> What the task requires: All lines in the material below that hold "R座標数地" should be found and copied.

> Supplied material:
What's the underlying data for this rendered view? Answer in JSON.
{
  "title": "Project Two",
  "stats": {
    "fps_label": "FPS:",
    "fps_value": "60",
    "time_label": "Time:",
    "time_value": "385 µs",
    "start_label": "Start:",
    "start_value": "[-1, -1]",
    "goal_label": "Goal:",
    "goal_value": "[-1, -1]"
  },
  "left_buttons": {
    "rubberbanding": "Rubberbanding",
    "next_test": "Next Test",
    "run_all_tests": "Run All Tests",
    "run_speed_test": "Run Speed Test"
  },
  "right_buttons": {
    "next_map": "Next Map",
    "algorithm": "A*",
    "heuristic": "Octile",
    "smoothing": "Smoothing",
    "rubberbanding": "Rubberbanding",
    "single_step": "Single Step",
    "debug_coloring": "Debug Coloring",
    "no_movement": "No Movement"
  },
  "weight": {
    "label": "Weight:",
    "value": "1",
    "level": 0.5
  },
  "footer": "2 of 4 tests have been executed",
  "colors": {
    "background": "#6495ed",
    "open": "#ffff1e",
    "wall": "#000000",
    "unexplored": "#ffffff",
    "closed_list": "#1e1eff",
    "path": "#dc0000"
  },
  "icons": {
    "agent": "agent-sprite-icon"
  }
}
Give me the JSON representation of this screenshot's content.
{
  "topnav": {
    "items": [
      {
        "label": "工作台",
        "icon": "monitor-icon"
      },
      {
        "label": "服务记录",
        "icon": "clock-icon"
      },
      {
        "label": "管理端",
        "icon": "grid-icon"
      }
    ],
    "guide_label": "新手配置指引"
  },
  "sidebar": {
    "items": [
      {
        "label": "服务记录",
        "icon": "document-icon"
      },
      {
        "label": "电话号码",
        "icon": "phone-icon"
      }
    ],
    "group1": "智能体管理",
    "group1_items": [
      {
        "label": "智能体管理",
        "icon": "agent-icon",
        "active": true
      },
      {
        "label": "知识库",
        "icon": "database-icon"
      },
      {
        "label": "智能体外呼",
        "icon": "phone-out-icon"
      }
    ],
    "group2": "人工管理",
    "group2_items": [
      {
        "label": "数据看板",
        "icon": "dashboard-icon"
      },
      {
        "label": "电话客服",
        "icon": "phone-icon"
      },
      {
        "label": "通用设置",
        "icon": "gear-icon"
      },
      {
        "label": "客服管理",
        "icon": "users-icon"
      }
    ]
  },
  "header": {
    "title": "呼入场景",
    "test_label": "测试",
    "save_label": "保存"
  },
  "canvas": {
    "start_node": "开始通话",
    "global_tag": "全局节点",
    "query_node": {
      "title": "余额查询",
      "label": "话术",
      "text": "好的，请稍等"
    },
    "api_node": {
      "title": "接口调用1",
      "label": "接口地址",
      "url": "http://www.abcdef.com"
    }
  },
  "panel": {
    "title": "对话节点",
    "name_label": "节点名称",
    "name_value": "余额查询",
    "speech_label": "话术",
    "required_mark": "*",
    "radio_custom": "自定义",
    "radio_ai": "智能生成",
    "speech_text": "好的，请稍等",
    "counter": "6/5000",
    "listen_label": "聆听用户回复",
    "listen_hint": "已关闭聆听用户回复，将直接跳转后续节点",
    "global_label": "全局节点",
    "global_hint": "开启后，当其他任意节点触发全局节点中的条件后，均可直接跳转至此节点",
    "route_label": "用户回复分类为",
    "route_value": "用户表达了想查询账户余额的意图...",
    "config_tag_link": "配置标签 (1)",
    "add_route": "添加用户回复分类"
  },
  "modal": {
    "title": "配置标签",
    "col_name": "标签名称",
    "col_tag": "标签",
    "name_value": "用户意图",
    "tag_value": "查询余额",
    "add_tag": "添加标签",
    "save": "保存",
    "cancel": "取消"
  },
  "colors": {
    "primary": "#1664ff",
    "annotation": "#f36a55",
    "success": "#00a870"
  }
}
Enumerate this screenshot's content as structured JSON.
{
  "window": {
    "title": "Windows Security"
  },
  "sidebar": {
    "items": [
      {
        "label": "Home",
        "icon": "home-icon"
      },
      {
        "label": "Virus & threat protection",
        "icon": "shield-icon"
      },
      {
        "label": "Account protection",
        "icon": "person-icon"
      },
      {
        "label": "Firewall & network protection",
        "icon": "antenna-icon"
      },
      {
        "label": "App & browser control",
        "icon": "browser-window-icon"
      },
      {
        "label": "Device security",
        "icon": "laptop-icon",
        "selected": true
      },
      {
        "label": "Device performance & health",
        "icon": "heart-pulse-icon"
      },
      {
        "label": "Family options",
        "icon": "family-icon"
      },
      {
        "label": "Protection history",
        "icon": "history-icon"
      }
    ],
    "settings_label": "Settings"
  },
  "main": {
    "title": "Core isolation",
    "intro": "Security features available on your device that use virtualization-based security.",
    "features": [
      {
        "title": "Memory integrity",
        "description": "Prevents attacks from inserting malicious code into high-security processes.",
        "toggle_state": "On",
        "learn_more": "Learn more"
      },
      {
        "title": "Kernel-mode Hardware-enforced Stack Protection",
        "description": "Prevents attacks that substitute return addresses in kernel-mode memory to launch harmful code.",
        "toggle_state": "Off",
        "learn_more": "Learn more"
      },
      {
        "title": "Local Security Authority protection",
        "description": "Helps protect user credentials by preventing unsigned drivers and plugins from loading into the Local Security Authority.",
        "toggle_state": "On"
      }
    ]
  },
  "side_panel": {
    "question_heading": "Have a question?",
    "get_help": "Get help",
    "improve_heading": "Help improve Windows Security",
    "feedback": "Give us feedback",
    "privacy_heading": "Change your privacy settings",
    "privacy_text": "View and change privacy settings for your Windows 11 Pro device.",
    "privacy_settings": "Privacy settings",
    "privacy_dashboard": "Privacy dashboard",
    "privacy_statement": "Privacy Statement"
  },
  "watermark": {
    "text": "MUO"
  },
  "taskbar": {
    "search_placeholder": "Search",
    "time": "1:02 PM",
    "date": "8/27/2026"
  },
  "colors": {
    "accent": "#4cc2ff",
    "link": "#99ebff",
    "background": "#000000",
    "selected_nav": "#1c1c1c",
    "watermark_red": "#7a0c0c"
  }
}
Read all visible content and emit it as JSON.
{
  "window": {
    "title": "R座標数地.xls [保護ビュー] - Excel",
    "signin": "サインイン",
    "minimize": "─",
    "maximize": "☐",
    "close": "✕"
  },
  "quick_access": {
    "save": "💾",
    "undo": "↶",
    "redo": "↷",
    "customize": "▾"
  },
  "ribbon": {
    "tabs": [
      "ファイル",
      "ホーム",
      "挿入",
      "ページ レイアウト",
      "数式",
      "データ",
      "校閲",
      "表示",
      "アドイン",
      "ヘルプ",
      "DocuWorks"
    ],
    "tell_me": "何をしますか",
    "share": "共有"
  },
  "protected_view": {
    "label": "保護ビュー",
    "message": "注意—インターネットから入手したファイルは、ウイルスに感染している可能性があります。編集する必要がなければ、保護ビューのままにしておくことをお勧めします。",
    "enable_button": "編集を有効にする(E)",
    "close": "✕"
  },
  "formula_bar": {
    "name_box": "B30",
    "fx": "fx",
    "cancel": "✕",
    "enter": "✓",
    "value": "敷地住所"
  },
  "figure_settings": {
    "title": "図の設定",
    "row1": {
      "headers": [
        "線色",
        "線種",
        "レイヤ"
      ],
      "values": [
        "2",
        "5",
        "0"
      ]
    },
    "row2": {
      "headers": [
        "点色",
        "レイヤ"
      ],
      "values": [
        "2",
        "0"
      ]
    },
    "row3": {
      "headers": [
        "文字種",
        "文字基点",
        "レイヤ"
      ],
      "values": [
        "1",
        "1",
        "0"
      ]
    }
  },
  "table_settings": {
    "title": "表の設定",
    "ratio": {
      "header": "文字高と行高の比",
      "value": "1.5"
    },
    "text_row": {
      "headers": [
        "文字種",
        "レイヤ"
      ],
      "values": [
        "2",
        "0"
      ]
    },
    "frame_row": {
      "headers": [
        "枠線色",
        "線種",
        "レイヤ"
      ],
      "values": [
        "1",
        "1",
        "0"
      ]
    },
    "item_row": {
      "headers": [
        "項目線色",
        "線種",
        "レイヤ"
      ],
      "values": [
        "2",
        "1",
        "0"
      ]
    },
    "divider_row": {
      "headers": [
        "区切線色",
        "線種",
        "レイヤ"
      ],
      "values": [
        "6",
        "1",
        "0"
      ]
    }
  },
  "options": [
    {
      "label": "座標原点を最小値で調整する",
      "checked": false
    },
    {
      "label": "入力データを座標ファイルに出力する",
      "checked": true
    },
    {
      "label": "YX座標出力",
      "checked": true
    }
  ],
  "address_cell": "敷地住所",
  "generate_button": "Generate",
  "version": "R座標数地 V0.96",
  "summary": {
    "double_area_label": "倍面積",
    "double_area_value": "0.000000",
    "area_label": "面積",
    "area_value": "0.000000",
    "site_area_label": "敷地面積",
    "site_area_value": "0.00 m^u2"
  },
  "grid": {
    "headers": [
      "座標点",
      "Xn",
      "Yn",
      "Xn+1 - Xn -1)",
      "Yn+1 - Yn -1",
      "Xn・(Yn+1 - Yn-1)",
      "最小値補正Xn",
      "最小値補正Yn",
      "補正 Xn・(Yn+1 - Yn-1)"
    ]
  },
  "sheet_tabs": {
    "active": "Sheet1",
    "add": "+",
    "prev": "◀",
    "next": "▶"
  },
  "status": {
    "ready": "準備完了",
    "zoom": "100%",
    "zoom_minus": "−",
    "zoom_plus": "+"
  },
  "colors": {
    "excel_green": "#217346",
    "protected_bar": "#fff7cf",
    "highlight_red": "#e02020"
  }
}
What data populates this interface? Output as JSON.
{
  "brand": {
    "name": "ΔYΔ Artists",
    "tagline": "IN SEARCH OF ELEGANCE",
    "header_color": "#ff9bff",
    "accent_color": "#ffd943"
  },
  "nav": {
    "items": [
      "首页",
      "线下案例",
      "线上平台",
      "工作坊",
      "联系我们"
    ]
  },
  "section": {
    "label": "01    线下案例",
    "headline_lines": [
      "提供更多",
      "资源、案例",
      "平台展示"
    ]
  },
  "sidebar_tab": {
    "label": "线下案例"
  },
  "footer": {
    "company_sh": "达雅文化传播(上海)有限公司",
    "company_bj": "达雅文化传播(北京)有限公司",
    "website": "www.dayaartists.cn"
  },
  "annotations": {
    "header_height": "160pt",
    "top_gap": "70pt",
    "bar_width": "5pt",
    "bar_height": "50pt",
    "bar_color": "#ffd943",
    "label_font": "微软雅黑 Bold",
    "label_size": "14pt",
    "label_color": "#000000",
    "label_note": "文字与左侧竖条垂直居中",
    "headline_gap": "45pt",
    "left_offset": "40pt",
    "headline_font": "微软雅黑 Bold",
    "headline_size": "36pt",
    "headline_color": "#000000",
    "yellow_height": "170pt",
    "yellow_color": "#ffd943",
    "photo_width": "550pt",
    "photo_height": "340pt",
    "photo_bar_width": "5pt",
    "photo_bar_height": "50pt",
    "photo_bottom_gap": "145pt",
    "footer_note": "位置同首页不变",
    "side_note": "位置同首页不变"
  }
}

> Solution to this exercise:
    "title": "R座標数地.xls [保護ビュー] - Excel",
  "version": "R座標数地 V0.96",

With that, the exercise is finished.